The Choice of the New York Times recently had a blog post from a student here in Minnesota. Basically this girl applied to one college that she liked and two that she wasn’t crazy about. But going to the college she liked, an out of state public university, required her to get substantial merit based aid.
You already know where this is going don’t you? She gets admitted to all three colleges but only gets merit aid at the two colleges she isn’t crazy about.
Where did she go wrong?
1. She didn’t have a good list of colleges to apply to. You should never have a college on your list that you would not be happy going to. This young woman was not crazy about two of her three choices.
2. She didn’t understand how college financial aid works in general. If financial aid is required, public colleges in your state may be a good option. But, many smaller liberal arts colleges can be an even better option. And many of these colleges have better placement rates into professional colleges like veterinary schools than large public colleges. I don’t know if she considered these types of colleges but if not, she missed out.
3. She didn’t understand how financial aid works at public universities. While your in state public school may be a good deal, rarely is an out of state public college a good option if you need financial aid. Particularly if you are considering a more competitive public college like the University of Wisconsin Madison. These colleges rarely have much, if any, merit based money for out state students.

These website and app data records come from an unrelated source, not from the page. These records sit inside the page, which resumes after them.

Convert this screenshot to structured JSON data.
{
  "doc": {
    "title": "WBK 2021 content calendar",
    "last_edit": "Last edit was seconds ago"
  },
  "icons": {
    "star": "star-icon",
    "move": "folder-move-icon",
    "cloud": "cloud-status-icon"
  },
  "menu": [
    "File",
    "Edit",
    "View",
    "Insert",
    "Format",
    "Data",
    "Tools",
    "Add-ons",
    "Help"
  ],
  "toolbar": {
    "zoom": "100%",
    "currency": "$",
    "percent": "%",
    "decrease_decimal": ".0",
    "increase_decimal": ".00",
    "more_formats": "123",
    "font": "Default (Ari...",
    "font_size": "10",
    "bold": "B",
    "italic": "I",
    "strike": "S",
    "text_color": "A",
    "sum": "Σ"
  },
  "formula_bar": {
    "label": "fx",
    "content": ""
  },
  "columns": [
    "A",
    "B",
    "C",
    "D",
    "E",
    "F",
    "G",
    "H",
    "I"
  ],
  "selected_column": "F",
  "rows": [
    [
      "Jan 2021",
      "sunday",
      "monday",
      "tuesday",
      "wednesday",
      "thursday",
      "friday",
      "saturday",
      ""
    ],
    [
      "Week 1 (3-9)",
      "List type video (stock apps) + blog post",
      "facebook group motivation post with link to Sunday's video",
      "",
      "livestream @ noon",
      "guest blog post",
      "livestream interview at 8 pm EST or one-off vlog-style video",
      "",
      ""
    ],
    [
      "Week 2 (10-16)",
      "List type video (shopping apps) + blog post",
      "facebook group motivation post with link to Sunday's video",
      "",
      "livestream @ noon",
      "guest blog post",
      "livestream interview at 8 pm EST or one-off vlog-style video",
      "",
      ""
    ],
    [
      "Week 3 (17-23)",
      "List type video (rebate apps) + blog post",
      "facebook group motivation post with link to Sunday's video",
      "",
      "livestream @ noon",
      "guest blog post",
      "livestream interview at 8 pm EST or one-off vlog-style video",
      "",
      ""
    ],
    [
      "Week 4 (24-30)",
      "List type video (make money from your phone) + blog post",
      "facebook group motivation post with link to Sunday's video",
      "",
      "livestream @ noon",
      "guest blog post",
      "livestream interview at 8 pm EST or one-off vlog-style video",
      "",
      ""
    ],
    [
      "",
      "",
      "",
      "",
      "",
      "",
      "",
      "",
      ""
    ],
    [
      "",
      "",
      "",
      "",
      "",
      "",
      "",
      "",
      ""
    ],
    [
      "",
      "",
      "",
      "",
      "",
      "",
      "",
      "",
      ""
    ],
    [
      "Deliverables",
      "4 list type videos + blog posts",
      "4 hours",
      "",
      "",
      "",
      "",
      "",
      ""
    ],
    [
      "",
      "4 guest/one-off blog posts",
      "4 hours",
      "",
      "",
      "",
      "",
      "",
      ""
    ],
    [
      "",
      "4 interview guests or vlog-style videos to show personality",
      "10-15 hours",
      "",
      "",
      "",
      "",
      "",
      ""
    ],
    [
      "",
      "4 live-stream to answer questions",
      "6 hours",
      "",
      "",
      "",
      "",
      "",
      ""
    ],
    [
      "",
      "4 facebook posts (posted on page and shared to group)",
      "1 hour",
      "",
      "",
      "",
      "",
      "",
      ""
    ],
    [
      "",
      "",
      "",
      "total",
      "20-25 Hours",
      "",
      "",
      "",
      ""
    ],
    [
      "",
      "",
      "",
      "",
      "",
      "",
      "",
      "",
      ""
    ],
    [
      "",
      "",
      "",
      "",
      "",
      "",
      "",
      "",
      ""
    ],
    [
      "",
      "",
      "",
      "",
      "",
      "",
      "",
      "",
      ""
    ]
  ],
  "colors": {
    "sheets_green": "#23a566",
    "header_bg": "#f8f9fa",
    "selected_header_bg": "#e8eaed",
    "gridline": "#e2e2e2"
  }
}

This young woman’s plight is unfortunately all too common. Can a student find the right college without using an independent counselor? Absolutely. But if you don’t understand the college admissions process, or how college financial aid works, this might be your story.